At 5:45pm Eastern, the National Hurricane Center has determined, based on satellite, radar, and land observations, that Tropical Storm Andrea has indeed made landfall in Florida. Andrea had top sustained winds of 65mph and a minimum central pressure of 993mb at landfall. This is notably more intense than most indications suggested was possible.
Tropical Storm conditions continue in the big bend area of Florida, down the Gulf of Mexico coast to around Tampa Bay. In areas of onshore winds, a storm surge of 2-4feet has been observed and has caused some flooding. Meanwhile, a tornado threat continues for the Florida Peninsula where several tornadoes have already been spawned. This threat has spread into coastal Georgia and South Carolina. It should continue to spread northwards along the Tropical Storm Warned areas into Virginia, along with heavy rain and gusty winds as Andrea heads that way and transitions to an extra-tropical storm, likely with associated gales.

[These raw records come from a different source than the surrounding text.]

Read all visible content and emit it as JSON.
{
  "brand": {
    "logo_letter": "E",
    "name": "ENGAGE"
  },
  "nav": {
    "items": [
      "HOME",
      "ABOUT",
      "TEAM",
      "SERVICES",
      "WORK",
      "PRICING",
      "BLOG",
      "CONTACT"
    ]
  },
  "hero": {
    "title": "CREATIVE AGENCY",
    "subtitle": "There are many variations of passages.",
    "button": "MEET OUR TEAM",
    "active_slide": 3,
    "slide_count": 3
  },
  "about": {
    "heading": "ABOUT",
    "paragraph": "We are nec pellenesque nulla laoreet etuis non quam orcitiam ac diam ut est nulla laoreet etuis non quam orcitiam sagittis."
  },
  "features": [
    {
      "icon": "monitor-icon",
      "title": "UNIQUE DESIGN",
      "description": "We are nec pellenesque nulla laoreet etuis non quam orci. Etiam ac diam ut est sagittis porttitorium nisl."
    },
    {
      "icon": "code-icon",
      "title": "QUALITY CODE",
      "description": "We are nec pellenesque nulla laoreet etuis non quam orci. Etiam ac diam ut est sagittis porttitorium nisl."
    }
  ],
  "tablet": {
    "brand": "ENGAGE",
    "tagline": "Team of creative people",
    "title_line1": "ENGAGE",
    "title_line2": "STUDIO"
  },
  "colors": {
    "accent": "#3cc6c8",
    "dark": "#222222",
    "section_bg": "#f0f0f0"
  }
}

There is little deviation in forecast models in terms of the track for Andrea, however, few models managed to resolve the storm’s strengthening at all, except for the Canadian model which came close despite having a history of over strengthening tropical cyclones – perhaps this was due to its recent upgrade.
Andrea is not expected to become a threat to Bermuda as it heads along the United States East coast over the next few days. The Bermuda-Azores high is becoming well established over the Western Atlantic in response to upper atmospheric convergence and subsidence from all the convection associated with Andrea and the trough that is taking the storm northeastwards. Any fronts attached to Andrea’s remnants should be kept at bay by the Bermuda-Azores high as the system passes well to the north of Bermuda. However, the high should keep a well established tropical flow across the island keeping us slightly warmer than normal into the upper 70s and low 80s, and very humid, so periods of dense low cloud are possible for much of the forecast out to five days.
Additionally, last night, a weak area of low pressure had formed along a stationary front to the northwest of Bermuda. That has since moved northwards away from the island, taking the remnants of the front with it. It has also weakened and opened into a trough of low pressure not threatening Bermuda even with any showers.
REMEMBER to stay tuned to the Bermuda Weather Service for all things Bermuda weather including the latest watches, warnings, forecasts, and conditions.